He said the creation of UkraineInvest to promote investment and the Ukrainian business ombudsman, to help investors resolve disputes, have been helpful. Norwegian investors report progress, he said, but also the need for Ukraine "to keep up the pace of the structural reforms, which are necessary to move Ukraine forward to the goal of European integration."
still no direct Kyiv-Oslo flight, limiting potential growth in tourism between both nations. The most common options include layovers in Latvia, Poland and Sweden.
This year, Norway opens up an honorary consulate in Odesa. The Ukrainian citizen will represent the Norwegian government in the southern oblasts of Odesa, Mykolaiv and Kherson, locations of key Norwegian businesses.
In February in Ivano-Frankivsk, a Norwegian film festival will be staged with possible stops around the country, especially Lviv, where the University of Lviv teaches the Norwegian language. Horpestad bestowed an honor on one of the university's professors last year who translated 50 Norwegian-language books into the Ukrainian langue.
Both nations are also exploring joint film projects with the historic Odesa Film Studio.
Norway will also continue its "Democracy in Schools" project in many schools nationwide, including three in Kyiv, with curriculum geared towards an appreciation of democratic values as well as help with teacher training.
Other programs also work with Ukraine's probationary services to help ex-inmates reintegrate more successfully after serving prison sentences.
Norwegian Ambassador to Ukraine Ole T. Horpestad speaks with the Kyiv Post at the Norwegian Embassy in Kyiv on Jan. 21. The Norwegian-Ukrainian Business Forum will take place on Jan. 28 in Oslo, Norway, with 325 participants. Norwegian Prime Minister Erna Solberg and Ukrainian Prime Minister Volodymyr Groysman will speak. (Volodymyr Petrov)

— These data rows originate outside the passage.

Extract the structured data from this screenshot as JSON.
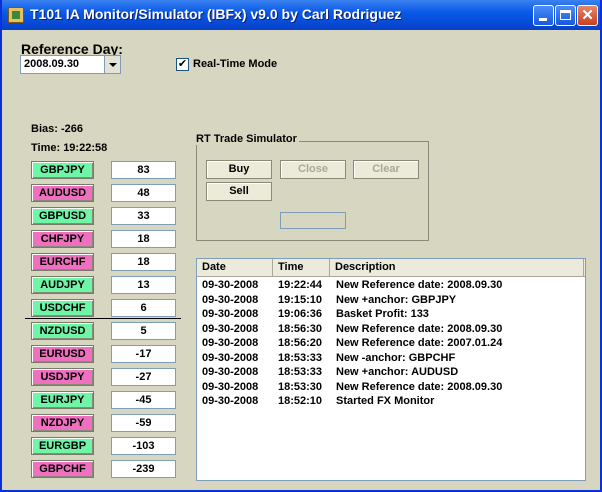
{
  "window": {
    "title": "T101 IA Monitor/Simulator (IBFx) v9.0 by Carl Rodriguez"
  },
  "reference": {
    "label": "Reference Day:",
    "selected_date": "2008.09.30"
  },
  "realtime": {
    "label": "Real-Time Mode",
    "checked_glyph": "✔"
  },
  "bias": "Bias:  -266",
  "time": "Time: 19:22:58",
  "pairs": [
    {
      "name": "GBPJPY",
      "value": "83",
      "color": "#6ef5a6"
    },
    {
      "name": "AUDUSD",
      "value": "48",
      "color": "#f070c0"
    },
    {
      "name": "GBPUSD",
      "value": "33",
      "color": "#6ef5a6"
    },
    {
      "name": "CHFJPY",
      "value": "18",
      "color": "#f070c0"
    },
    {
      "name": "EURCHF",
      "value": "18",
      "color": "#f070c0"
    },
    {
      "name": "AUDJPY",
      "value": "13",
      "color": "#6ef5a6"
    },
    {
      "name": "USDCHF",
      "value": "6",
      "color": "#6ef5a6"
    },
    {
      "name": "NZDUSD",
      "value": "5",
      "color": "#6ef5a6"
    },
    {
      "name": "EURUSD",
      "value": "-17",
      "color": "#f070c0"
    },
    {
      "name": "USDJPY",
      "value": "-27",
      "color": "#f070c0"
    },
    {
      "name": "EURJPY",
      "value": "-45",
      "color": "#6ef5a6"
    },
    {
      "name": "NZDJPY",
      "value": "-59",
      "color": "#f070c0"
    },
    {
      "name": "EURGBP",
      "value": "-103",
      "color": "#6ef5a6"
    },
    {
      "name": "GBPCHF",
      "value": "-239",
      "color": "#f070c0"
    }
  ],
  "simulator": {
    "title": "RT Trade Simulator",
    "buy": "Buy",
    "close": "Close",
    "clear": "Clear",
    "sell": "Sell",
    "field_value": ""
  },
  "log": {
    "columns": [
      "Date",
      "Time",
      "Description"
    ],
    "rows": [
      [
        "09-30-2008",
        "19:22:44",
        "New Reference date: 2008.09.30"
      ],
      [
        "09-30-2008",
        "19:15:10",
        "New +anchor: GBPJPY"
      ],
      [
        "09-30-2008",
        "19:06:36",
        "Basket Profit:  133"
      ],
      [
        "09-30-2008",
        "18:56:30",
        "New Reference date: 2008.09.30"
      ],
      [
        "09-30-2008",
        "18:56:20",
        "New Reference date: 2007.01.24"
      ],
      [
        "09-30-2008",
        "18:53:33",
        "New -anchor: GBPCHF"
      ],
      [
        "09-30-2008",
        "18:53:33",
        "New +anchor: AUDUSD"
      ],
      [
        "09-30-2008",
        "18:53:30",
        "New Reference date: 2008.09.30"
      ],
      [
        "09-30-2008",
        "18:52:10",
        "Started FX Monitor"
      ]
    ]
  }
}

Northern Lights are pictured on March 9, 2018, in Utakleiv, Norway, near the Lofoten Islands within the Arctic Circle. (AFP)